But it's still a stretch: you understandably want to use libraries that
exist on the system for 3rdparty stuff you depend on. But the very act of
building it as PE files already makes it non-system-provided. Nothing on
the system except wine would use these files, so the usual arguments of
why system libs are better (heavy testing, quicker updates for bugs)
become weak quickly. If the source code between libfoo.rpm/deb and
libfoo-dll.rpm/deb would be shared (i.e. they fall out of the same package
source container) then at least you would benefit from quick bug fixes,
but I think it's questionable if packagers are happy to have to provide
for a cross compiled libpng package when they actually need to care for
the system libs.
Hmm, rock and hard place? :-)
I don't have a good suggestion. What would be your preference or idea?
Yeah, it's awkward :-(
There's been a lot of internal discussion about this, and there's a lot
of people who are ready to assume that distributions just don't want to
deal with our nonsense, and that we should build everything using
submodules (and probably link it all statically). Actually, this
assumption has been made even without considering the whole
renaming-dynamic-libraries problem (after all, what possible users could
there even be for MinGW libraries in the first place?)
Part of my goal with these mails is to clarify what it is distributions
*actually* want. Some seem quite willing to deal with adding MinGW
packages for us, although none so far has been happy about the concept
of using Wine-specific build script hacks for dynamic libraries.
Even in the absence of any other reason to separate dependencies, there
is still the concept of updating things independently (updating gnutls
on the same schedule, etc.) Granted, I expect most distributions these
days have facilities for tracking static library dependencies and
updating them to match, though obviously that's not ideal either.
Of course, the other bit is, *maybe* it's possible to use unmodified
dynamic libraries. There's been ideas proposed and we're still trying to
work out the kinks and figure out if it's actually plausible. In a sense
I kind of want to ask "assuming we can, what do you want, and assuming
we can't, what do you want".
As for what Wine wants, well... there's disagreement within the project;
some of us would like to see dynamic libraries and out-of-tree
development (because it makes development easier), and some would like
to see static libraries plus submodules or source imports (because it's
easier to write). The Wine maintainer favors the latter.
(Well, I do have a crazy idea: automatically wrap an ELF file into an PE
file and generate the glue automatically during wine build or even on the
fly during load. You then would "properly" load the PE file into the
target process, and that it happens to contain a large blob of bytes that
happens to look like an ELF file is just a random little fun fact. The
ABI switching glue isn't too terrible.

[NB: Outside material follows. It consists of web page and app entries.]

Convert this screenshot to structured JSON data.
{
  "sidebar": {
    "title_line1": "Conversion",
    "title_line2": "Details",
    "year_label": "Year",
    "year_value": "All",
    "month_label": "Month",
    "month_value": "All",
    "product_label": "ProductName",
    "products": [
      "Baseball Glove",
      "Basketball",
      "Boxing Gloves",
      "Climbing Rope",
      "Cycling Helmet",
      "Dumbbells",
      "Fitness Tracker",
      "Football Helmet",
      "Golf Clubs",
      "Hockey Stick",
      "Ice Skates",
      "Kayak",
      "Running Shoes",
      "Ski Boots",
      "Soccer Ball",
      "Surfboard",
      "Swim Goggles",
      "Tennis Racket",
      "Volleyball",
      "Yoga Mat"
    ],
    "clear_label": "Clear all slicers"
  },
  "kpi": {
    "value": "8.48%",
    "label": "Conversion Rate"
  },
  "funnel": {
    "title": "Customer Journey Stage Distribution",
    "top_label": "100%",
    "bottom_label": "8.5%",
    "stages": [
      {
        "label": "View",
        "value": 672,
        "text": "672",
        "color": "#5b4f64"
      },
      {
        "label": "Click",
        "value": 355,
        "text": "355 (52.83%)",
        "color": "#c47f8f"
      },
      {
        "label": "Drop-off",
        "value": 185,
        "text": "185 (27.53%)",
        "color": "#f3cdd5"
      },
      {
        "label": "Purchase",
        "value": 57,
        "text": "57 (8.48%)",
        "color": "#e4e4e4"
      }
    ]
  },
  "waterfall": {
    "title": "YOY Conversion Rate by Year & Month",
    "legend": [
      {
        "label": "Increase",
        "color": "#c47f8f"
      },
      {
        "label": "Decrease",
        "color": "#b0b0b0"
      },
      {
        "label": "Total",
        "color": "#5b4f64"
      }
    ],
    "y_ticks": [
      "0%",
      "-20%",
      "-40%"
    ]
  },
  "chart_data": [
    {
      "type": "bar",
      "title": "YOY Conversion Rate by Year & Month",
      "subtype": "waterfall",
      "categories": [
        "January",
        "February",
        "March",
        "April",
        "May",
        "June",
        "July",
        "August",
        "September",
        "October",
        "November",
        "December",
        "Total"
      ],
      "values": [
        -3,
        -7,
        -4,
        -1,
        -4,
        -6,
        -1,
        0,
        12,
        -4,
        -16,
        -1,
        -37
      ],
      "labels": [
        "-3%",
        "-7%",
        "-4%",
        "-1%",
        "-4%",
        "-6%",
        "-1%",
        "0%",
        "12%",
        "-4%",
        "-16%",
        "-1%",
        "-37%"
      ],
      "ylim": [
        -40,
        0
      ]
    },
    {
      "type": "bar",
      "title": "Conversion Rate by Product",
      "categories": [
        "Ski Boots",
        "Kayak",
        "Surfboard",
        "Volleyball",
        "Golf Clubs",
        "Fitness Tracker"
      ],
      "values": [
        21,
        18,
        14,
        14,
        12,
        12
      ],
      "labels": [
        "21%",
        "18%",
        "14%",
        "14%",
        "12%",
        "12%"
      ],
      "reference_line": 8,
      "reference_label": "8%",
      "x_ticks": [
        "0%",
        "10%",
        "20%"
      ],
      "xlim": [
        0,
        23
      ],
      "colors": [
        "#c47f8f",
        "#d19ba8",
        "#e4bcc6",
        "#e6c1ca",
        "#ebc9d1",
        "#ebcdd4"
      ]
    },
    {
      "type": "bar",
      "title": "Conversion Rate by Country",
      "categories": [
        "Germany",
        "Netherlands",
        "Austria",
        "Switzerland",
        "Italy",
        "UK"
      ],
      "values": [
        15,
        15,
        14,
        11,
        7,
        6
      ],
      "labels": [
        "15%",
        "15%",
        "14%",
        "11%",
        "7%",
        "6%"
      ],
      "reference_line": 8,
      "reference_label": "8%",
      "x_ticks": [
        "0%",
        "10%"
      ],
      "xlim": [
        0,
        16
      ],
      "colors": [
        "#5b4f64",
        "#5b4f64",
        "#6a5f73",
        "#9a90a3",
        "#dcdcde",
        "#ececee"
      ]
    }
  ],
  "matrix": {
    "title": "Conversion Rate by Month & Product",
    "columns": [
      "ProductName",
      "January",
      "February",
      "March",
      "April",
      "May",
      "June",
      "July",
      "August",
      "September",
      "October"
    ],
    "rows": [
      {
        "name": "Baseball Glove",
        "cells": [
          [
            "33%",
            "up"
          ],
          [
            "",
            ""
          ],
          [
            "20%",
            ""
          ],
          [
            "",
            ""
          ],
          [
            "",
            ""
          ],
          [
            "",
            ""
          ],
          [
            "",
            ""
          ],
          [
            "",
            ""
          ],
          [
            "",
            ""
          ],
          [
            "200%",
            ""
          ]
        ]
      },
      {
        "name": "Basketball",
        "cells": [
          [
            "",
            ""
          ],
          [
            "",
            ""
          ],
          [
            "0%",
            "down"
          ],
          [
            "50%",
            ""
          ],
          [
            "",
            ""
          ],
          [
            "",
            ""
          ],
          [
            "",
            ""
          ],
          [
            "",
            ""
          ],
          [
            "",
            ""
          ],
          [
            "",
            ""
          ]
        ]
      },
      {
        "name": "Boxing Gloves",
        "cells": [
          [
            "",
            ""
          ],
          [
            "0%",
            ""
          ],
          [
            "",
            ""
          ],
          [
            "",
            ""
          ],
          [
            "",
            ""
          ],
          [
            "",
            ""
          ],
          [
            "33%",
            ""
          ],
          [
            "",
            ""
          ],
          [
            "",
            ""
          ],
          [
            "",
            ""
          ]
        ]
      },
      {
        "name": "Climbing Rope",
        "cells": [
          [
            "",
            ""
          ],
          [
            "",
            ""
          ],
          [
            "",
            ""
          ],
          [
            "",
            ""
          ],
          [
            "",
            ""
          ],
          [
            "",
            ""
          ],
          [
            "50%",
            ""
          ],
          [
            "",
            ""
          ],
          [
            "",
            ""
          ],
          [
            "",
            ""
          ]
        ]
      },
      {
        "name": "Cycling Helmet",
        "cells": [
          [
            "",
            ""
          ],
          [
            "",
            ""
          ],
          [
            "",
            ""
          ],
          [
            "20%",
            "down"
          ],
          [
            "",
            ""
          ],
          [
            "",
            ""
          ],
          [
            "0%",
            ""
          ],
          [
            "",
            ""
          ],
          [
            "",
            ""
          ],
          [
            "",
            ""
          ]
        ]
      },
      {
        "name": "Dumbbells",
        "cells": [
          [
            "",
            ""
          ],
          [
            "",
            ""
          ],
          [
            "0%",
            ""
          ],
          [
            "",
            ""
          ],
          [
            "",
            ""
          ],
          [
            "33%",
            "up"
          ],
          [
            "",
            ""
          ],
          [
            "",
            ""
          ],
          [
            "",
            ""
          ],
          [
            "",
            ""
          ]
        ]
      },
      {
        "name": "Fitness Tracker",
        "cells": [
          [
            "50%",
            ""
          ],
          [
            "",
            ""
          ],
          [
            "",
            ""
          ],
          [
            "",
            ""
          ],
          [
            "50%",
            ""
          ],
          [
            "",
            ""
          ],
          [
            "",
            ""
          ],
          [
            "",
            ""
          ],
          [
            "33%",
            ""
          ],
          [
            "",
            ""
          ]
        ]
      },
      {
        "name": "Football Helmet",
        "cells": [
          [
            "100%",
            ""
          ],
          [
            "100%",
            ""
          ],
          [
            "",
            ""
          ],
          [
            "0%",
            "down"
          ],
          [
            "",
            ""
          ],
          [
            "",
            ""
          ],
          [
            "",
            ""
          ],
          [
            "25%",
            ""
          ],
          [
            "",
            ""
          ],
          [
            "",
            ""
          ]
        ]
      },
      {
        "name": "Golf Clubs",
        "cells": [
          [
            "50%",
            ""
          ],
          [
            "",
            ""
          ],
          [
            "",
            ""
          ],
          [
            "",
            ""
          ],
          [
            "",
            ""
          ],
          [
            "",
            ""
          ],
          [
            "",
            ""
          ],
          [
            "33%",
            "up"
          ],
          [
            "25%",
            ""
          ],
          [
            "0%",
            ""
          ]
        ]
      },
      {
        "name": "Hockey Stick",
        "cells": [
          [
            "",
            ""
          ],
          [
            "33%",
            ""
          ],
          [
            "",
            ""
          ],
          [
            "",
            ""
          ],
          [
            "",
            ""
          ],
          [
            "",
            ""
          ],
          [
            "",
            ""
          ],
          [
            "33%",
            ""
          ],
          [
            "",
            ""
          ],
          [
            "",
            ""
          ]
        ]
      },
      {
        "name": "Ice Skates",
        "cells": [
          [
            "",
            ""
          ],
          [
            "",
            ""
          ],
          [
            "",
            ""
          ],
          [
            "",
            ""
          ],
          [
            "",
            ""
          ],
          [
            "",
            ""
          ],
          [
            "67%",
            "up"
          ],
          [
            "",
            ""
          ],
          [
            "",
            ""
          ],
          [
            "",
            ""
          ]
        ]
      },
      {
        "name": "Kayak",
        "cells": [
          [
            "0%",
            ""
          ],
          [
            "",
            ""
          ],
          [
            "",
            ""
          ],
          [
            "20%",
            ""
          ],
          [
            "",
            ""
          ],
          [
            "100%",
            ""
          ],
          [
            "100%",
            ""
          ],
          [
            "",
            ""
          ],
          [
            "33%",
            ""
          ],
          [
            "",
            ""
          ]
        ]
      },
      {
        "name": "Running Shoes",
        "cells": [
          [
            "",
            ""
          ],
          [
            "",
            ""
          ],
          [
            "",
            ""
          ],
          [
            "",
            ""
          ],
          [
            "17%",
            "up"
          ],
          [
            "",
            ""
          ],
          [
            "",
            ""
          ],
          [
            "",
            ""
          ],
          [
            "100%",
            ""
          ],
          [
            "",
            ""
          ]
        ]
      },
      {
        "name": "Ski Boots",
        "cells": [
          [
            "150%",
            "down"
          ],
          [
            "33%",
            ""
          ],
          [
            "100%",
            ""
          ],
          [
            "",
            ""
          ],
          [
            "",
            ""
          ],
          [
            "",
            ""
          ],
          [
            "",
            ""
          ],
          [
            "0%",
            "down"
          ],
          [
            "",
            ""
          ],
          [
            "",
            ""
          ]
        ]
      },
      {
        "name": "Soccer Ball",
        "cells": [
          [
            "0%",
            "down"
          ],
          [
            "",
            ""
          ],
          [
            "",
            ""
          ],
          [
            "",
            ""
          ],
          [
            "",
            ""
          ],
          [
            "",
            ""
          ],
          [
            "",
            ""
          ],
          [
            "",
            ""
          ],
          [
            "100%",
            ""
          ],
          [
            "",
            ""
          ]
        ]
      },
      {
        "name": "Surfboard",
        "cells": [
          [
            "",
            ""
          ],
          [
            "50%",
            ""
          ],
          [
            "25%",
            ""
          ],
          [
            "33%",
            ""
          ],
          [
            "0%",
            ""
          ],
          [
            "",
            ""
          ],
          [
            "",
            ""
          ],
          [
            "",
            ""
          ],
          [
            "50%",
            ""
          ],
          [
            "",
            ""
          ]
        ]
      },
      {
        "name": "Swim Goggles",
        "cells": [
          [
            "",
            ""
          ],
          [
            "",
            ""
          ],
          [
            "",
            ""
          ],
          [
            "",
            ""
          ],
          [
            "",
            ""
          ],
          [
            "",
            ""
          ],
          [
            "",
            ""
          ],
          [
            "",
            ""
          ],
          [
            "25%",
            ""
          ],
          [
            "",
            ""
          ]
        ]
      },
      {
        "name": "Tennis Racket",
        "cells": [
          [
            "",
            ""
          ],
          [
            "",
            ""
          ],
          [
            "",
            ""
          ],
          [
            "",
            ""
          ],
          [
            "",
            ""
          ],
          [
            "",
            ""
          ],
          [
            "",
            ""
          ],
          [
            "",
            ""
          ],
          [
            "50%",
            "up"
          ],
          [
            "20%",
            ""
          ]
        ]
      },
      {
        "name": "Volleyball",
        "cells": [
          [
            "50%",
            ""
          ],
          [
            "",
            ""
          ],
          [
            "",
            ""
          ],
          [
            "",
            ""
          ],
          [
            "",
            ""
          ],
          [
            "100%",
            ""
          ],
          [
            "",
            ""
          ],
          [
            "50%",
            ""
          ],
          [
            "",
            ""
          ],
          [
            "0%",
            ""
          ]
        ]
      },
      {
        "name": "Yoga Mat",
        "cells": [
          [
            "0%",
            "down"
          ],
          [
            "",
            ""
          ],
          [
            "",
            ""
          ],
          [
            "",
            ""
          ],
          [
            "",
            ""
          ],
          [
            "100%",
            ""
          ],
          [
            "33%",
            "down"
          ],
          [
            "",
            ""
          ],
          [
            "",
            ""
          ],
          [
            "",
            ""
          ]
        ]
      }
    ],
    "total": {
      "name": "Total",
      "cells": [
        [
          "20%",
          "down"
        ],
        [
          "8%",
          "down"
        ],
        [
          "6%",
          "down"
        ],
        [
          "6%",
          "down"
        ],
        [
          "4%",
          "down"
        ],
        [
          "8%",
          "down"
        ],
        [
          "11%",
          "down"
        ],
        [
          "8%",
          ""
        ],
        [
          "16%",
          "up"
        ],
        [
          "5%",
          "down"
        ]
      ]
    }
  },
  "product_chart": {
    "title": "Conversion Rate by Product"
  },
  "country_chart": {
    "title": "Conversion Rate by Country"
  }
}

But of course that still leaves
the 32bit vs. 64bit problem: the system ELF libs will most often be 64bit,
but you could depend on and wrap the -32bit variants as well if they
This would I think get ugly really quickly, not to mention fragile :-/